For Christmas Eve and Christmas day we had booked in to do a boat cruise in Halong Bay. So we got picked up by bus with a group of other people and then we drove to Halong. On board the big wooden boat we got a lovely cabin with ensuite and after checking in we all got welcome drinks and fruit. Unfortunately it was cloudy and foggy and we could hardly see any of the majestic, tall islands that Halong is so famous for. However we were lucky that when the boat stopped to anchor the clouds were lifting and the sun was peeking out just when we headed out on some kayaking to a nearby tall view point island. Once we arrived at the island after some nervous manoeuvring through a small but busy harbour area we climbed to the viewpoint and enjoyed a spectacular panoramic view of Halong bay. When we got back on the boat we spent a good while on top deck admiring the most stunning sunset over the bay.
For Christmas day the weather had turned for the worse again with grey skies and the wind picking up. We were picked up by a smaller boat and taken deeper into the archipelago for some more kayaking. At this point we were deeply in love with kayaking and we had the most brilliant day paddling into lagoons and making our way through the islands in the sometimes choppy water. After lunch back on the smaller boat we went off kayaking some more onto nearby beaches for some great photo opportunities. On the way back to the big boat we went by a floating village and a pearl harvest village to learn about how the Halong pearls where being made. After joining back with the big boat again we spent Christmas Day evening pretty much the same way as the earlier night.
On the last day we headed off towards Sung Sot, a giant cave that was extremely impressive to explore. On the way back to the boat Rob had a close encounter with the local wildlife. A monkey was sitting on a fence observing the tourists walking by when a crazy woman walking in front of Rob gets the idea of stroking it, with the result that the monkey goes berserk trying to attack her and the people around her. Luckily enough no one got hurt but there will always be those who just don’t have common sense around wild animals.
When we reached land and went on the bus back to Hanoi we were coming to the end of our adventure in Asia. It was time to catch a flight towards New Zealand and Australia to continue our journey there. Of all our experiences the last months through the South Eastern Asia territory we had seen so much diverse cultures that had so many similarities but also so much differences. We had learnt how easy it is to travel in this part of the world, and how much wondrous things and beautiful structures there are to see and experience. We had so many beautiful encounters meeting new friends and enjoying extremely tasty food. We learnt how to haggle for things, how to look after ourselves and how much fun it is to travel among these friendly and diverse people.

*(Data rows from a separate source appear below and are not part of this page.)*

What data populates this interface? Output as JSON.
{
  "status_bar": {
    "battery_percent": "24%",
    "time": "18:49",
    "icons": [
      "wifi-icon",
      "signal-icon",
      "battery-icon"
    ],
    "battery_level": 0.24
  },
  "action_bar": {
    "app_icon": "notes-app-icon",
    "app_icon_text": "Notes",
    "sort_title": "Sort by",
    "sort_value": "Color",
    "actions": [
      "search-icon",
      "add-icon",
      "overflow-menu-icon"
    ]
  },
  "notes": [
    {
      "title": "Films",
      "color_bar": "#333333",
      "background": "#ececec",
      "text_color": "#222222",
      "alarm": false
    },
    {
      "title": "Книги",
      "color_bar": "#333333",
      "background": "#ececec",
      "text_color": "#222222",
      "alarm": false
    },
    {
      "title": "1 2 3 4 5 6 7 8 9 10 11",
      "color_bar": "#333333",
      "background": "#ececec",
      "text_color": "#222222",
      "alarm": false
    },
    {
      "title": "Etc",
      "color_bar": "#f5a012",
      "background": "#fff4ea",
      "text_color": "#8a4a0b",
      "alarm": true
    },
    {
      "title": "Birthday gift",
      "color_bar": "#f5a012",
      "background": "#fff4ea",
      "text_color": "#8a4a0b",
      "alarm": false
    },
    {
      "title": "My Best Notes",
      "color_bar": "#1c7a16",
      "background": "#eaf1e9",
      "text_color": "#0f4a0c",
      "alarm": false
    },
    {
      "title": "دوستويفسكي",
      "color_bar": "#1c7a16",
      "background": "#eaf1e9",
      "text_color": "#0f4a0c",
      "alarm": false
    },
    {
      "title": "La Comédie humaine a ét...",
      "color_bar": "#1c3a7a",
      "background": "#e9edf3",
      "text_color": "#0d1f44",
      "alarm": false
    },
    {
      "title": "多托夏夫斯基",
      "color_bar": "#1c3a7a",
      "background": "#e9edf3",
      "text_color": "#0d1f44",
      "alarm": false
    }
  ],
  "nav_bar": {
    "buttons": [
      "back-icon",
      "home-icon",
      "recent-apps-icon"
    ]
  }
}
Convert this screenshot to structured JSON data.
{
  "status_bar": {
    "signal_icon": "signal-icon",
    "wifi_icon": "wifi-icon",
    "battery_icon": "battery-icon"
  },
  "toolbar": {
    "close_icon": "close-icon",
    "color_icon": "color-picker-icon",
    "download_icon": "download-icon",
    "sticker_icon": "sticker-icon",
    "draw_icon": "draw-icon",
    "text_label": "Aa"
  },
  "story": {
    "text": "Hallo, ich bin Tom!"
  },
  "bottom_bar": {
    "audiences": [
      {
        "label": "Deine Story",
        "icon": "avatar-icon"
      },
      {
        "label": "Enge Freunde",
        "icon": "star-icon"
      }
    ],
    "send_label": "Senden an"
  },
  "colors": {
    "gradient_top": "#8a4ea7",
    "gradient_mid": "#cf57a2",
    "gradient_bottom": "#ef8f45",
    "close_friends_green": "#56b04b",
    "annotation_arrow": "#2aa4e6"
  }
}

Goodbye Asia, until we meet again!
WE PROUDLY PRESENT
YOUR COMMENTS! WE LOVE 'EM
LEAVE A COMMENT
AND MAKE US HAPPY
Welcome to Rob and Katrine’s travel blog!
Please have a look around our site and enjoy your visit!